§ Action item
The entries should be given again in full. Alter nothing.

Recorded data
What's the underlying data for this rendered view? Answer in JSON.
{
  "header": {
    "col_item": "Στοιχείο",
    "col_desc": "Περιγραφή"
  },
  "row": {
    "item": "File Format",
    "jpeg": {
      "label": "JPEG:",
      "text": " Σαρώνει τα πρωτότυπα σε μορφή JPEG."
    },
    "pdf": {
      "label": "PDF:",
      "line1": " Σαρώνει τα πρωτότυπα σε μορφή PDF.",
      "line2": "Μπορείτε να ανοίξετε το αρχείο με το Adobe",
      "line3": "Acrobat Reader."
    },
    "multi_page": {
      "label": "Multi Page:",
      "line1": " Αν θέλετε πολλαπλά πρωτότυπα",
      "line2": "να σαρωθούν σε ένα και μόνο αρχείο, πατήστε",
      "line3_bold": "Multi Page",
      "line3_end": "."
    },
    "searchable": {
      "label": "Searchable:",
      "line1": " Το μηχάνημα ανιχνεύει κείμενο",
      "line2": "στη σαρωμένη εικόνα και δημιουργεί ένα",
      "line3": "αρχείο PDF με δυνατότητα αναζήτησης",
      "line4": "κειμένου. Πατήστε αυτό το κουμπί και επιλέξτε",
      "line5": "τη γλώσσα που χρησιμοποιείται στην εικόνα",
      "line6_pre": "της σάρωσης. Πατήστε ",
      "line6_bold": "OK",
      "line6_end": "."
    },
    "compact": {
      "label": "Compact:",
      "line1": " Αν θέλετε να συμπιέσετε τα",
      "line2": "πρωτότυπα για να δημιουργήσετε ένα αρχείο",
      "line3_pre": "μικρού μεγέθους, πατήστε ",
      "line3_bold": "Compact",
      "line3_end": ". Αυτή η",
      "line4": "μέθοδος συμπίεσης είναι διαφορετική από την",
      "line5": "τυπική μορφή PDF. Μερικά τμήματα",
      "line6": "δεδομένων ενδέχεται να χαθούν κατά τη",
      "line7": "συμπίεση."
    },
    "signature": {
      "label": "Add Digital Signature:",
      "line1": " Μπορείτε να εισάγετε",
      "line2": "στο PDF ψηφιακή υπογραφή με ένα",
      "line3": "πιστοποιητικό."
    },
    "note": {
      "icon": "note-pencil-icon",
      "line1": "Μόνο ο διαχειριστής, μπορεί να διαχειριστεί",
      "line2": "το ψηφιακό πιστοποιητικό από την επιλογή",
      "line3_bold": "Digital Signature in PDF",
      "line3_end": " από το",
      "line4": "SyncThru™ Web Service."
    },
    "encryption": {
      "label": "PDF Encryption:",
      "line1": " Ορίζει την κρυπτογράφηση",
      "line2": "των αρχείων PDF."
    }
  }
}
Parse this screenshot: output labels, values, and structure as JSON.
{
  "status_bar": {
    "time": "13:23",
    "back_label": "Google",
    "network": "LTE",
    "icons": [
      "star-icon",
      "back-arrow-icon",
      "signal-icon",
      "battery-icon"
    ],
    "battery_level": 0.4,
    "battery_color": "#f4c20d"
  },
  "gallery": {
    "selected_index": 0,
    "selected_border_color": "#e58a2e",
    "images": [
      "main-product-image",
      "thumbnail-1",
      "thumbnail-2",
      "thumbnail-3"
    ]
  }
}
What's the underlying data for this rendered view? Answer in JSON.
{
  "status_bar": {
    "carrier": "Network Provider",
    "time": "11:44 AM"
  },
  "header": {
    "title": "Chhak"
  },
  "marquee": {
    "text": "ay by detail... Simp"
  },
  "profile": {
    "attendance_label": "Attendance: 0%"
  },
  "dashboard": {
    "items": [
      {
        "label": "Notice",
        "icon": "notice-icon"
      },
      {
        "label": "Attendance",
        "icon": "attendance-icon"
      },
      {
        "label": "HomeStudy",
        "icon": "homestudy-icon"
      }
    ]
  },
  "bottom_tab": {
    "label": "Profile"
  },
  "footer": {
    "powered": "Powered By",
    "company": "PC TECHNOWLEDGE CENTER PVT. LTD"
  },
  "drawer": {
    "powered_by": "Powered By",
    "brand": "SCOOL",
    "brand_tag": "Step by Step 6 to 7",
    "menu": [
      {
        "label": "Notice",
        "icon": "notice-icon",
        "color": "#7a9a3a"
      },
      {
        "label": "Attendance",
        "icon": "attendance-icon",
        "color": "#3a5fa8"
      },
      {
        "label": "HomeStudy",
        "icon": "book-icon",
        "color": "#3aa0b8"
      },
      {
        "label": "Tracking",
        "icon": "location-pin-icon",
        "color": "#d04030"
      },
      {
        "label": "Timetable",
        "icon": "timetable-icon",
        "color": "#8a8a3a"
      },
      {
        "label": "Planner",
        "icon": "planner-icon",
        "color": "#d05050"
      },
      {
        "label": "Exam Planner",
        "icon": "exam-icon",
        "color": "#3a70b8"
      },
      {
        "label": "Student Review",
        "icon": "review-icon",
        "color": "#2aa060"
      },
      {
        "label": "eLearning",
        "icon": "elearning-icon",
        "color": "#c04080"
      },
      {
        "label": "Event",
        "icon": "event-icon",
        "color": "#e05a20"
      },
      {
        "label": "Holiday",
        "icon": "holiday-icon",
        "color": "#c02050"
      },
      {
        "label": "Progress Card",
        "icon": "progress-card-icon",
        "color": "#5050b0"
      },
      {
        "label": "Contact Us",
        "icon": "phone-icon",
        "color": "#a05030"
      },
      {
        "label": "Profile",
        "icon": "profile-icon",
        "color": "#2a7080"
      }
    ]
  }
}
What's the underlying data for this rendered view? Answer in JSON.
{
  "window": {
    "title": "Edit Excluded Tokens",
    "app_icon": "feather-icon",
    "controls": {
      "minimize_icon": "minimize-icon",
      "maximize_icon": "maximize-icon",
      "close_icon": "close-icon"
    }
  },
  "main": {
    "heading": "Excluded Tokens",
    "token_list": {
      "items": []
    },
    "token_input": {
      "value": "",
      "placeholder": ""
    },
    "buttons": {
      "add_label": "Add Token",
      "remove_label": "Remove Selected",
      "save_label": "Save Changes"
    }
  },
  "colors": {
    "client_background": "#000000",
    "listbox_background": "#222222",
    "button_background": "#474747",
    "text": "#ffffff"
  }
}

§ Task output
What's the underlying data for this rendered view? Answer in JSON.
{
  "header": {
    "col_item": "Στοιχείο",
    "col_desc": "Περιγραφή"
  },
  "row": {
    "item": "File Format",
    "jpeg": {
      "label": "JPEG:",
      "text": " Σαρώνει τα πρωτότυπα σε μορφή JPEG."
    },
    "pdf": {
      "label": "PDF:",
      "line1": " Σαρώνει τα πρωτότυπα σε μορφή PDF.",
      "line2": "Μπορείτε να ανοίξετε το αρχείο με το Adobe",
      "line3": "Acrobat Reader."
    },
    "multi_page": {
      "label": "Multi Page:",
      "line1": " Αν θέλετε πολλαπλά πρωτότυπα",
      "line2": "να σαρωθούν σε ένα και μόνο αρχείο, πατήστε",
      "line3_bold": "Multi Page",
      "line3_end": "."
    },
    "searchable": {
      "label": "Searchable:",
      "line1": " Το μηχάνημα ανιχνεύει κείμενο",
      "line2": "στη σαρωμένη εικόνα και δημιουργεί ένα",
      "line3": "αρχείο PDF με δυνατότητα αναζήτησης",
      "line4": "κειμένου. Πατήστε αυτό το κουμπί και επιλέξτε",
      "line5": "τη γλώσσα που χρησιμοποιείται στην εικόνα",
      "line6_pre": "της σάρωσης. Πατήστε ",
      "line6_bold": "OK",
      "line6_end": "."
    },
    "compact": {
      "label": "Compact:",
      "line1": " Αν θέλετε να συμπιέσετε τα",
      "line2": "πρωτότυπα για να δημιουργήσετε ένα αρχείο",
      "line3_pre": "μικρού μεγέθους, πατήστε ",
      "line3_bold": "Compact",
      "line3_end": ". Αυτή η",
      "line4": "μέθοδος συμπίεσης είναι διαφορετική από την",
      "line5": "τυπική μορφή PDF. Μερικά τμήματα",
      "line6": "δεδομένων ενδέχεται να χαθούν κατά τη",
      "line7": "συμπίεση."
    },
    "signature": {
      "label": "Add Digital Signature:",
      "line1": " Μπορείτε να εισάγετε",
      "line2": "στο PDF ψηφιακή υπογραφή με ένα",
      "line3": "πιστοποιητικό."
    },
    "note": {
      "icon": "note-pencil-icon",
      "line1": "Μόνο ο διαχειριστής, μπορεί να διαχειριστεί",
      "line2": "το ψηφιακό πιστοποιητικό από την επιλογή",
      "line3_bold": "Digital Signature in PDF",
      "line3_end": " από το",
      "line4": "SyncThru™ Web Service."
    },
    "encryption": {
      "label": "PDF Encryption:",
      "line1": " Ορίζει την κρυπτογράφηση",
      "line2": "των αρχείων PDF."
    }
  }
}
Parse this screenshot: output labels, values, and structure as JSON.
{
  "status_bar": {
    "time": "13:23",
    "back_label": "Google",
    "network": "LTE",
    "icons": [
      "star-icon",
      "back-arrow-icon",
      "signal-icon",
      "battery-icon"
    ],
    "battery_level": 0.4,
    "battery_color": "#f4c20d"
  },
  "gallery": {
    "selected_index": 0,
    "selected_border_color": "#e58a2e",
    "images": [
      "main-product-image",
      "thumbnail-1",
      "thumbnail-2",
      "thumbnail-3"
    ]
  }
}
What's the underlying data for this rendered view? Answer in JSON.
{
  "status_bar": {
    "carrier": "Network Provider",
    "time": "11:44 AM"
  },
  "header": {
    "title": "Chhak"
  },
  "marquee": {
    "text": "ay by detail... Simp"
  },
  "profile": {
    "attendance_label": "Attendance: 0%"
  },
  "dashboard": {
    "items": [
      {
        "label": "Notice",
        "icon": "notice-icon"
      },
      {
        "label": "Attendance",
        "icon": "attendance-icon"
      },
      {
        "label": "HomeStudy",
        "icon": "homestudy-icon"
      }
    ]
  },
  "bottom_tab": {
    "label": "Profile"
  },
  "footer": {
    "powered": "Powered By",
    "company": "PC TECHNOWLEDGE CENTER PVT. LTD"
  },
  "drawer": {
    "powered_by": "Powered By",
    "brand": "SCOOL",
    "brand_tag": "Step by Step 6 to 7",
    "menu": [
      {
        "label": "Notice",
        "icon": "notice-icon",
        "color": "#7a9a3a"
      },
      {
        "label": "Attendance",
        "icon": "attendance-icon",
        "color": "#3a5fa8"
      },
      {
        "label": "HomeStudy",
        "icon": "book-icon",
        "color": "#3aa0b8"
      },
      {
        "label": "Tracking",
        "icon": "location-pin-icon",
        "color": "#d04030"
      },
      {
        "label": "Timetable",
        "icon": "timetable-icon",
        "color": "#8a8a3a"
      },
      {
        "label": "Planner",
        "icon": "planner-icon",
        "color": "#d05050"
      },
      {
        "label": "Exam Planner",
        "icon": "exam-icon",
        "color": "#3a70b8"
      },
      {
        "label": "Student Review",
        "icon": "review-icon",
        "color": "#2aa060"
      },
      {
        "label": "eLearning",
        "icon": "elearning-icon",
        "color": "#c04080"
      },
      {
        "label": "Event",
        "icon": "event-icon",
        "color": "#e05a20"
      },
      {
        "label": "Holiday",
        "icon": "holiday-icon",
        "color": "#c02050"
      },
      {
        "label": "Progress Card",
        "icon": "progress-card-icon",
        "color": "#5050b0"
      },
      {
        "label": "Contact Us",
        "icon": "phone-icon",
        "color": "#a05030"
      },
      {
        "label": "Profile",
        "icon": "profile-icon",
        "color": "#2a7080"
      }
    ]
  }
}
What's the underlying data for this rendered view? Answer in JSON.
{
  "window": {
    "title": "Edit Excluded Tokens",
    "app_icon": "feather-icon",
    "controls": {
      "minimize_icon": "minimize-icon",
      "maximize_icon": "maximize-icon",
      "close_icon": "close-icon"
    }
  },
  "main": {
    "heading": "Excluded Tokens",
    "token_list": {
      "items": []
    },
    "token_input": {
      "value": "",
      "placeholder": ""
    },
    "buttons": {
      "add_label": "Add Token",
      "remove_label": "Remove Selected",
      "save_label": "Save Changes"
    }
  },
  "colors": {
    "client_background": "#000000",
    "listbox_background": "#222222",
    "button_background": "#474747",
    "text": "#ffffff"
  }
}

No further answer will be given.